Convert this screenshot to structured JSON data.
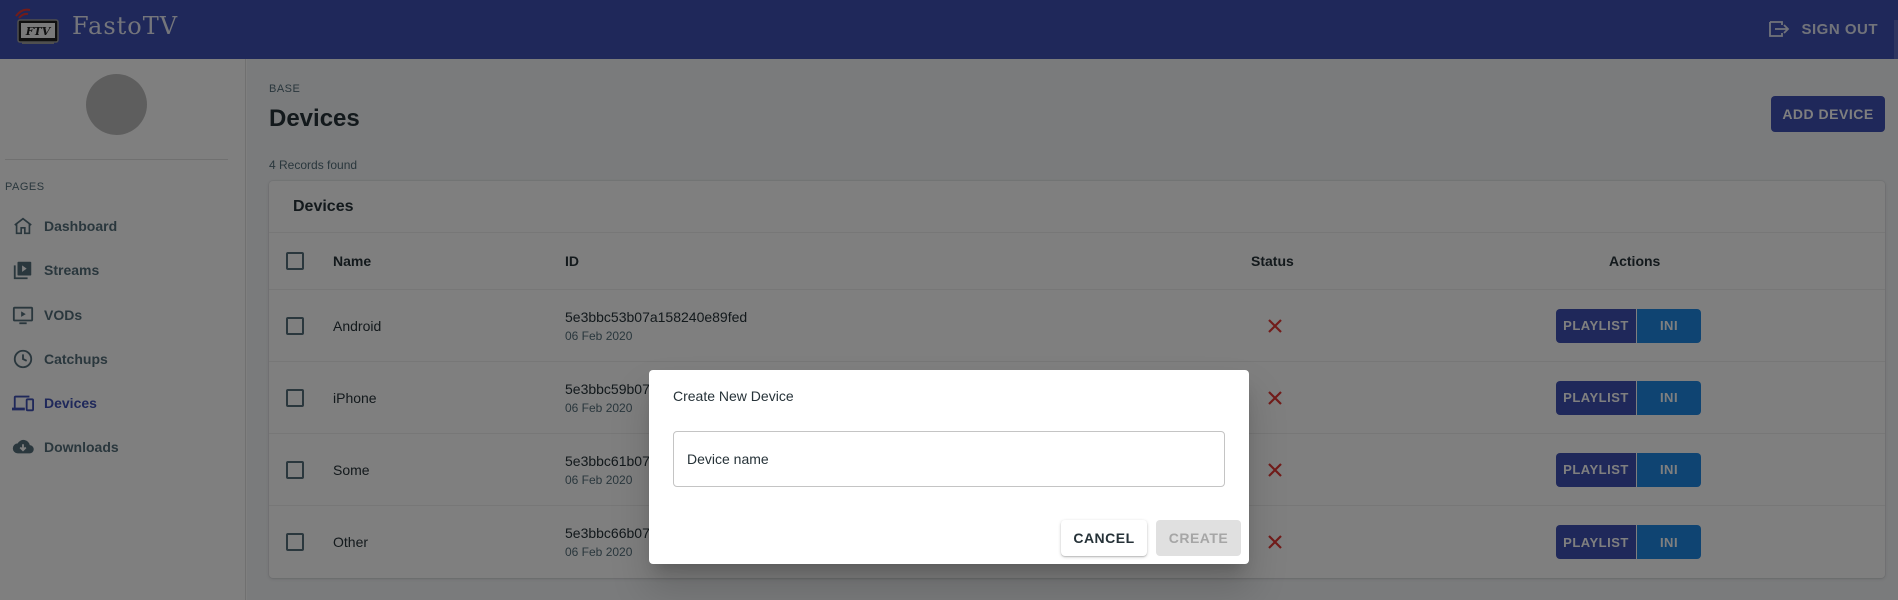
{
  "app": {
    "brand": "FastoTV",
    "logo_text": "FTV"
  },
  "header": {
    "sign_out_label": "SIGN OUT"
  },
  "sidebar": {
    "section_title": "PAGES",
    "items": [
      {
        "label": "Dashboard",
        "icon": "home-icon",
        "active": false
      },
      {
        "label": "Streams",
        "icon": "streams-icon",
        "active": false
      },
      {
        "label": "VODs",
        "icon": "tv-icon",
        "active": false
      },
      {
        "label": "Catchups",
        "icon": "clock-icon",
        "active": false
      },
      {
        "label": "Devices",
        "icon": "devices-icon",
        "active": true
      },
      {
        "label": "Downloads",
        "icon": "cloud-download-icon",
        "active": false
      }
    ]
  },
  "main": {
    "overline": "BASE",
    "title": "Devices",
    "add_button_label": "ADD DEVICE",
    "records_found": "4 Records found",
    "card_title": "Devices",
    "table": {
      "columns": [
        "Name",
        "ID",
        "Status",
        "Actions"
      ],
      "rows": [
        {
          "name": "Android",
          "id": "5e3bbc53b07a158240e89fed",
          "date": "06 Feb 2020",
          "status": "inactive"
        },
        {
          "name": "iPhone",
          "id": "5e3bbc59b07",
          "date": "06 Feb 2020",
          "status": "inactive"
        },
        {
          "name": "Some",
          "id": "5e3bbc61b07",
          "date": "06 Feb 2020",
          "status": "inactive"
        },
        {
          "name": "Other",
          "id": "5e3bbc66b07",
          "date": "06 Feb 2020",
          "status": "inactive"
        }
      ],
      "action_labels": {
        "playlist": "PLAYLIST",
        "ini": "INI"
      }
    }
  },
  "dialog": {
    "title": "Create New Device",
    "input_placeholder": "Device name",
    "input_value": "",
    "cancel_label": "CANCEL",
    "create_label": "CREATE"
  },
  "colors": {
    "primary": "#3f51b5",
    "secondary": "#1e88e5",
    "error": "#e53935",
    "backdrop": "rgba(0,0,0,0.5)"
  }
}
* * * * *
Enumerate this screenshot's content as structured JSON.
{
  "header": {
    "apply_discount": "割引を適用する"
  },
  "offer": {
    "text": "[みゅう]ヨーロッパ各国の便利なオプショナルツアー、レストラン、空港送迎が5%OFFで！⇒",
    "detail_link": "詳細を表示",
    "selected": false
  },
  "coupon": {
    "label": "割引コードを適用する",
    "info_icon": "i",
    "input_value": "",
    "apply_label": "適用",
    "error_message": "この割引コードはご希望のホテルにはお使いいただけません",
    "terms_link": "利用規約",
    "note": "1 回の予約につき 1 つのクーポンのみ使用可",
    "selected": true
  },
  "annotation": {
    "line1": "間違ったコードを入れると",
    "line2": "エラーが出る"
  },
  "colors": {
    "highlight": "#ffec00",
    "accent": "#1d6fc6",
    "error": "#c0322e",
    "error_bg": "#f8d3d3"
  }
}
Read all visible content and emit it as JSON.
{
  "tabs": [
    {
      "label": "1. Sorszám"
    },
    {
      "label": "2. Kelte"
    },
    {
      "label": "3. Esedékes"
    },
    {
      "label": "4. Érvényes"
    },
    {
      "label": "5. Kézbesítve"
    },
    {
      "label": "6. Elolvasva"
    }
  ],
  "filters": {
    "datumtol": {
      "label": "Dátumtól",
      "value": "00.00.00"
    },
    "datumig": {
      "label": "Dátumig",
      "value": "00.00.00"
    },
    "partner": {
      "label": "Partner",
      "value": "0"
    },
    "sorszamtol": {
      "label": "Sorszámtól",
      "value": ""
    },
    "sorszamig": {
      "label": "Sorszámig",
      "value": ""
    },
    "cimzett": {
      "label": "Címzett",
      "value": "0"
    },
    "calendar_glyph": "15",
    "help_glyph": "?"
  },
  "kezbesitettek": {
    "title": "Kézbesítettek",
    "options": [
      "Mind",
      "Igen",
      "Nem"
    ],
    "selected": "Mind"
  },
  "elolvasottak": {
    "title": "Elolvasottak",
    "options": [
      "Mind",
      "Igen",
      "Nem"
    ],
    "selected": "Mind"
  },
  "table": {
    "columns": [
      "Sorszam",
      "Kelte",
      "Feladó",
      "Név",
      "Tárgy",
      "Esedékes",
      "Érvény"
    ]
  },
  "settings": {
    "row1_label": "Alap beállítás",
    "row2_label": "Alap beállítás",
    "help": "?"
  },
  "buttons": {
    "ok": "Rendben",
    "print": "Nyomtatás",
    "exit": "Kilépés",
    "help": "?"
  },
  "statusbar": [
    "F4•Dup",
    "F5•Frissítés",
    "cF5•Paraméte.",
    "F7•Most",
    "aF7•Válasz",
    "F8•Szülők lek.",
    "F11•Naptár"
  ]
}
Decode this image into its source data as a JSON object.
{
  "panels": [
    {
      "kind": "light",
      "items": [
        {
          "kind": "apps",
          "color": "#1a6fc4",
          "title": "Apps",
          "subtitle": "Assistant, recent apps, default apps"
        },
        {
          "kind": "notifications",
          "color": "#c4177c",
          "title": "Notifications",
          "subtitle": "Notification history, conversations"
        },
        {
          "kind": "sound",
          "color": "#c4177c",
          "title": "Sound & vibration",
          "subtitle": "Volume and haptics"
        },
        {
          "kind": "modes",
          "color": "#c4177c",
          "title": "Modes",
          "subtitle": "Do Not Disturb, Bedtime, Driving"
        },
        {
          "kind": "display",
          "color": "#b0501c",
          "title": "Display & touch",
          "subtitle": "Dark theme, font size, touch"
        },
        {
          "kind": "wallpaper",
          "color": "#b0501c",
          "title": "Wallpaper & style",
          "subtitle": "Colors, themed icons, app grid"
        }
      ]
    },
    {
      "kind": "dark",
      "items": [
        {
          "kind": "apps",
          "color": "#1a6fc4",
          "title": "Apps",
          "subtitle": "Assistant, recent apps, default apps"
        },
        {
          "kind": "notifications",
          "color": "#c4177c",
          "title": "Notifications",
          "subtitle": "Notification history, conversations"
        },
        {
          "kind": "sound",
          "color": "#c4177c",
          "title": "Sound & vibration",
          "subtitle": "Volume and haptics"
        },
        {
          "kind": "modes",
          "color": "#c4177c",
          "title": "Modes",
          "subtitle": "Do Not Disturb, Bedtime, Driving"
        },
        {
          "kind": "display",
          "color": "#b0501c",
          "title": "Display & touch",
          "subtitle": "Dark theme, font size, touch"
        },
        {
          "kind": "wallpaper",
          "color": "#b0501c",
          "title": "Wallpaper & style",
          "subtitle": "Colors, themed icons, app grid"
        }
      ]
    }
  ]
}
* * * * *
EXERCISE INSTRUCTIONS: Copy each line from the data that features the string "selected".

ANSWER BELOW:
    "selected": false
    "selected": true
    "selected": "Mind"
    "selected": "Mind"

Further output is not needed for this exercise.